--- Dataset rows for apps and sites ---
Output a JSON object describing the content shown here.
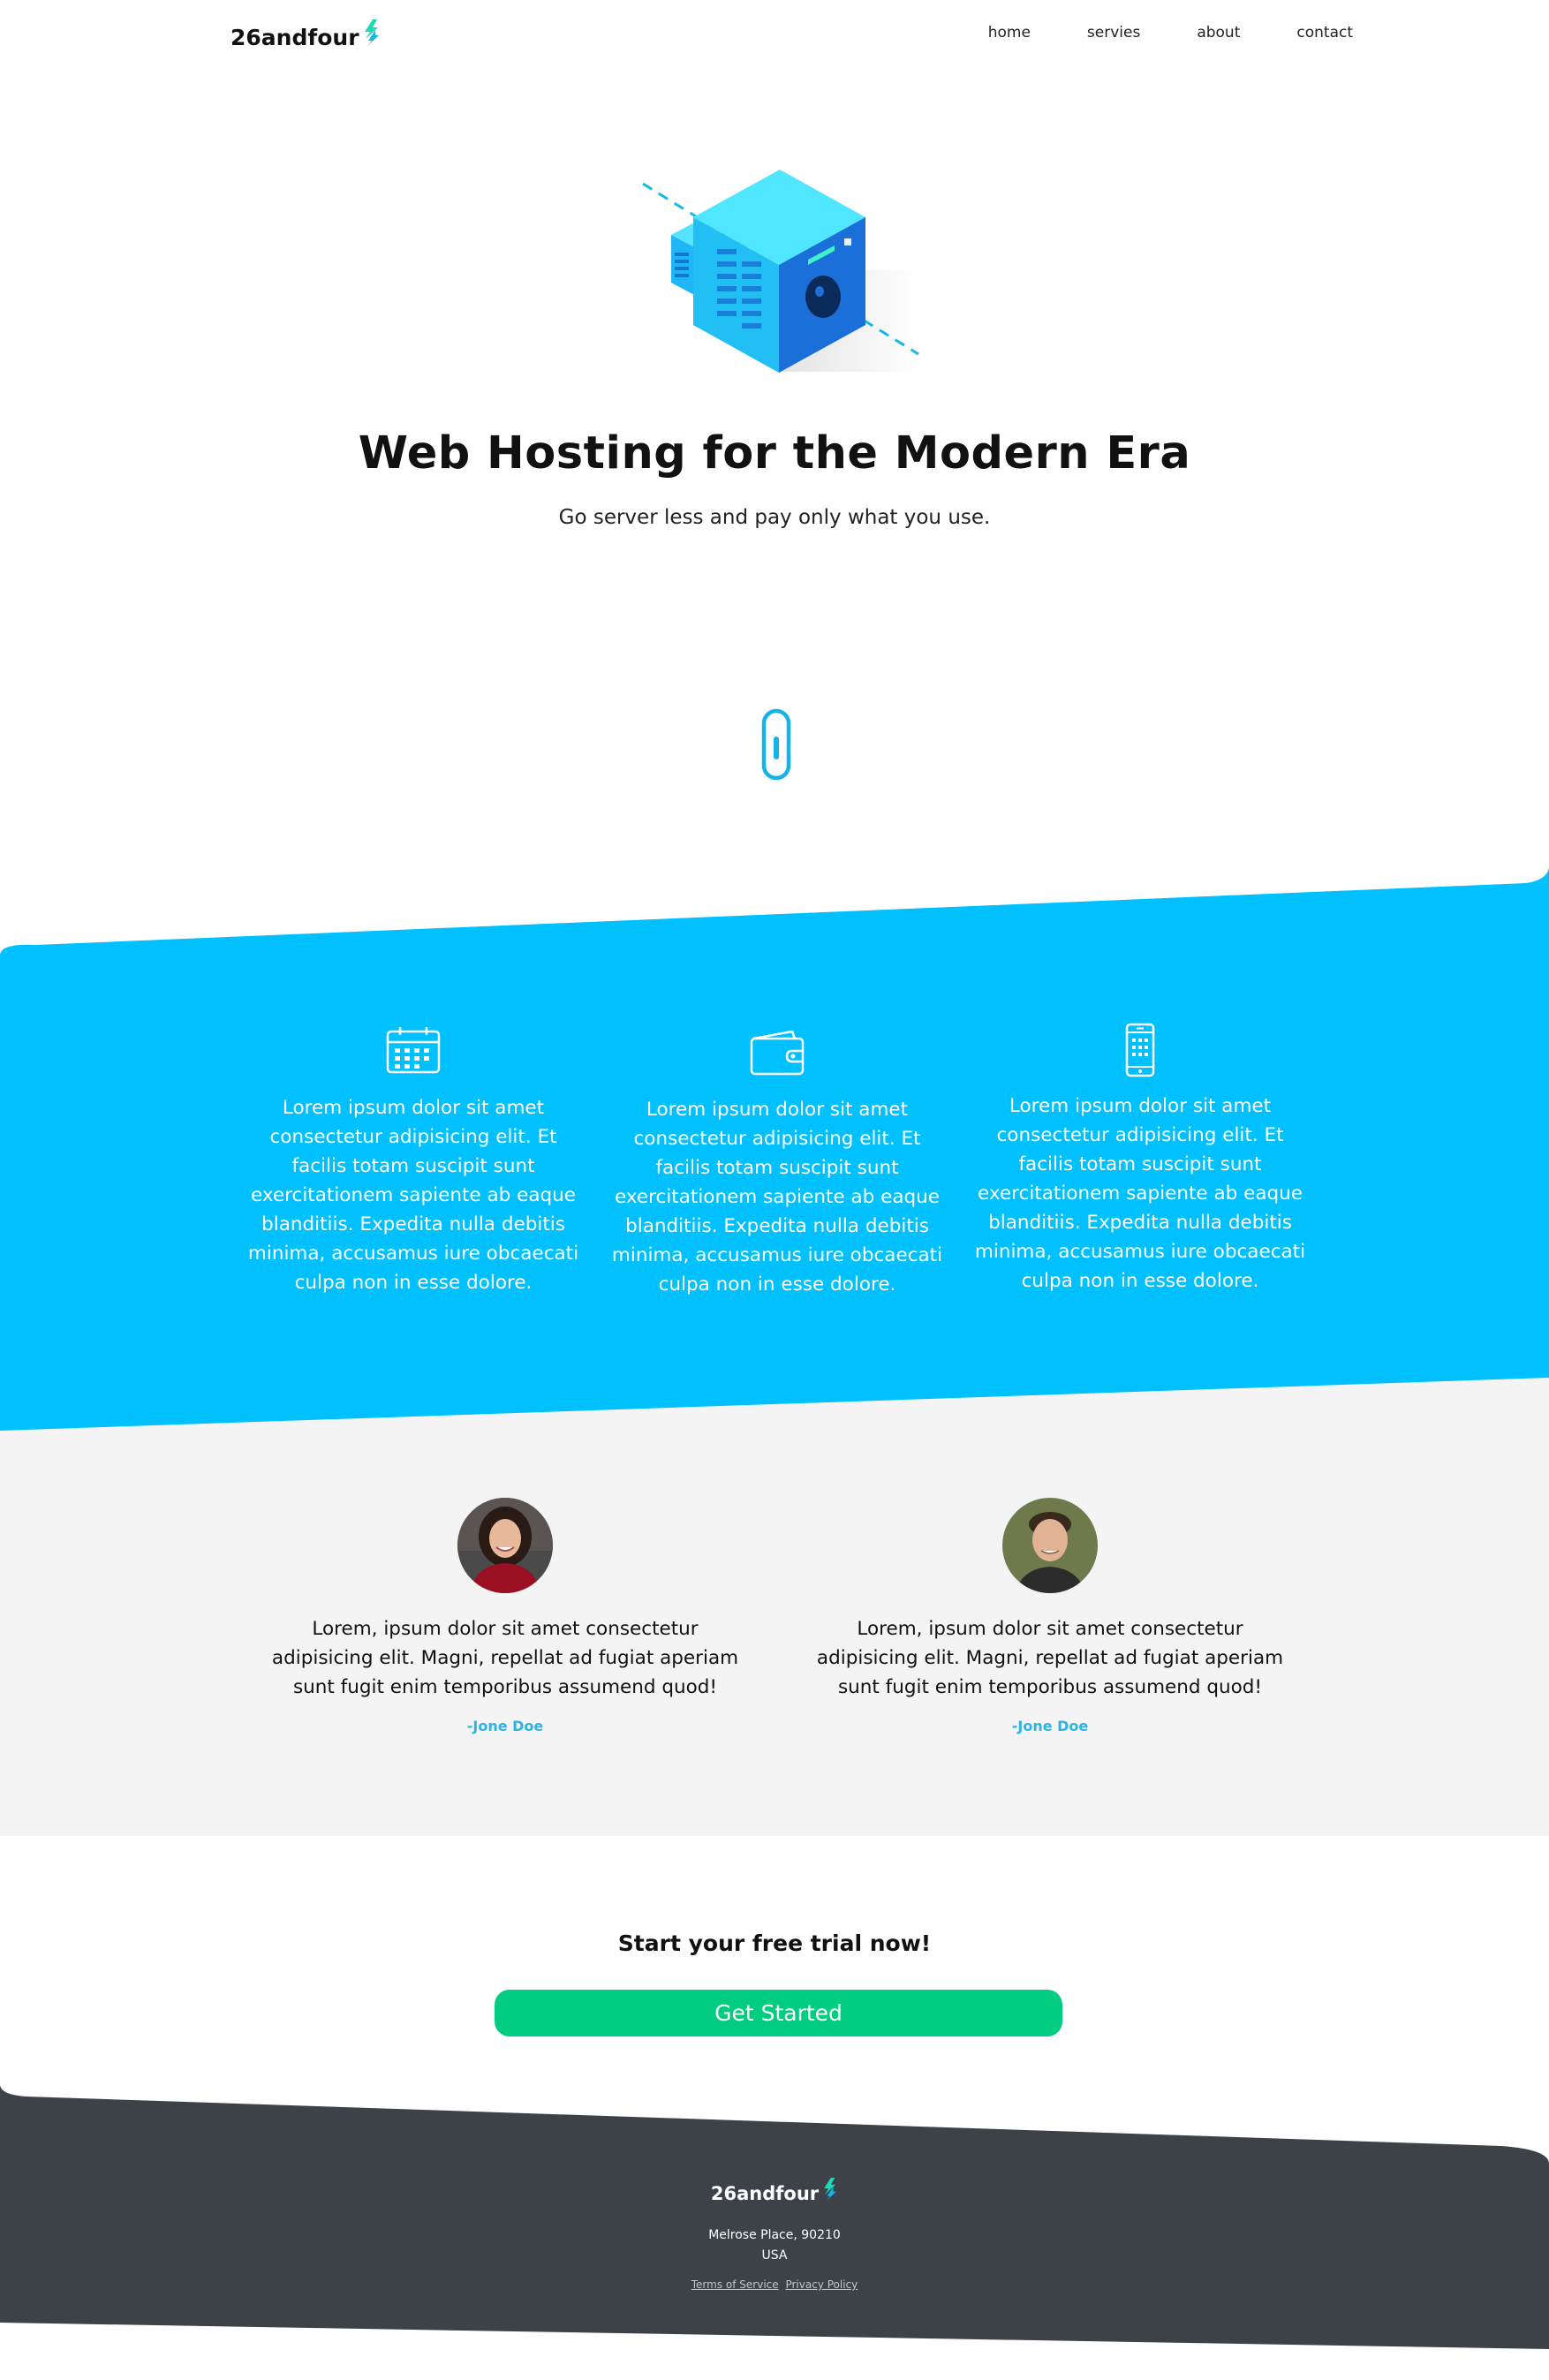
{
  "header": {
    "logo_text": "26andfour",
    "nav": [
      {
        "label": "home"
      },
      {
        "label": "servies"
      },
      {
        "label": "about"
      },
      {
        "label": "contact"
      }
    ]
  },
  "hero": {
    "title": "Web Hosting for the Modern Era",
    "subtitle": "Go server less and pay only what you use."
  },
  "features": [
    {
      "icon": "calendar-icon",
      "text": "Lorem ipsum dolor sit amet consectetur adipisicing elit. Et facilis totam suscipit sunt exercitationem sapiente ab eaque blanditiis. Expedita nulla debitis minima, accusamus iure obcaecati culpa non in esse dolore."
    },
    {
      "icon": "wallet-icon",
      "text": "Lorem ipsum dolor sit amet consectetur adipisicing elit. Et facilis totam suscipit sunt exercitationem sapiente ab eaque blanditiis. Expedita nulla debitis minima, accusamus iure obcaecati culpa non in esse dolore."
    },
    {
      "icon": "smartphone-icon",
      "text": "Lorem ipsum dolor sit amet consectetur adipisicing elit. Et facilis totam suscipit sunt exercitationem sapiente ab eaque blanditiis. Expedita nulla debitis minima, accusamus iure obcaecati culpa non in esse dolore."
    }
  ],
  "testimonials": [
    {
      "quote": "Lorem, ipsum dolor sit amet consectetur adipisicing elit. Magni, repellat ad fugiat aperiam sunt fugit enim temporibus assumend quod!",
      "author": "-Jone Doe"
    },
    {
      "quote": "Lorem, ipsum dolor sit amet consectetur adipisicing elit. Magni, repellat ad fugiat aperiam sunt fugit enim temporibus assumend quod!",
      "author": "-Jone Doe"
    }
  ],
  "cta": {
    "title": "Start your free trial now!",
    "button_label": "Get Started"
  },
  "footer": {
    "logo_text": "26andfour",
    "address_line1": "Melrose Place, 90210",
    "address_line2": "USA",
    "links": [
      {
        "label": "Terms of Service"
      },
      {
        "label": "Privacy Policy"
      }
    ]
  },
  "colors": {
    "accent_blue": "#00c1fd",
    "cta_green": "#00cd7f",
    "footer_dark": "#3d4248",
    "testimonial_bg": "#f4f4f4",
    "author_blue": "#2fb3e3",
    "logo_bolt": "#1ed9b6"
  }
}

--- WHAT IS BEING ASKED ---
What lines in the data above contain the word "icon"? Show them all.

--- EXPECTED ANSWER ---
      "icon": "calendar-icon",
      "icon": "wallet-icon",
      "icon": "smartphone-icon",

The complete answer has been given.